Note: The applications mentioned below are not endorsed or procured by the University or School IT department.
As everybody else, educators in STEM fields are transferring their teaching online. But a lot of teaching involving mathematics still relies heavily on handwriting. This is much less straightforward to replicate in a video let alone a live Zoom call. There are several obvious options:
But all of these require additional technology plus the adjustment to new software and a different feel of the digital pen. Particularly, the graphics tablets take a lot of getting used to.
But for those who would like to continue using pen and paper to teach online, Alan Morrison, Professor of Law and Finance at the Business School figured out an ingenious way of using his iPhone as a visualiser that can be recorded or simply chosen as the video source for a Zoom call. The entire set up cost about £30. Below are the slightly edited instructions he shared for replicating his set up.
Note: An alternative solution with MS Teams in mind is written up in the Teaching Remotely resource by the Oxford Mathematical Institute who also have Android-based instructions.
This assumes that you have an iPhone or iPad but it should work with Android, as well.
Zoom has a built-in feature that makes it possible to share an iPhone or iPad screen directly into the call. This essentially replicates what Airserver does. That works well but the iPhone or iPad has to be connected every time screensharing is started so it is a bit disruptive if you need to stop and start screen sharing during a live session. If you share the screen throughout, Zoom will function as Airserver.
Note: You don’t even have to run a live session to use Zoom to record.
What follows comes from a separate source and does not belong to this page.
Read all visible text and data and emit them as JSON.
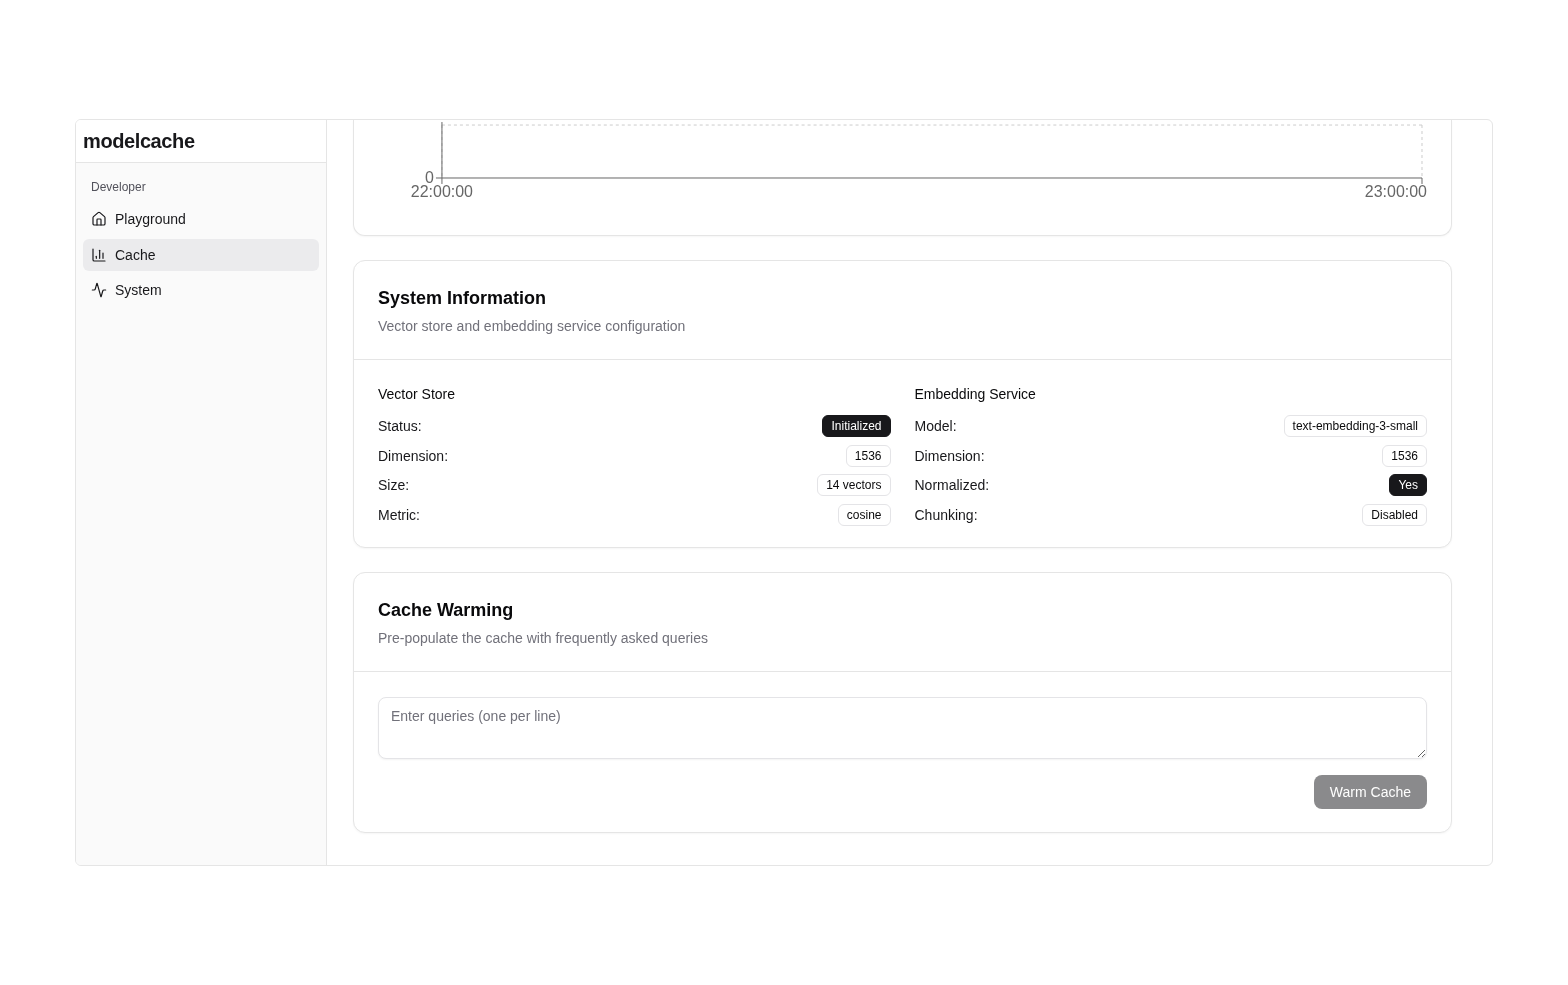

It is even possible to do this with the free version of Zoom as long as the recordings are shorter than 40 minutes.
It is important to have good lighting. A normal desk lamp may be enough but it’s best to have one that casts a white as opposed to yellow light.
Having a lamp from each side would help cancel out shadows but another option is to point the light at a white surface (such as a wall) nearby which will diffuse the lighting more evenly.Back to top of article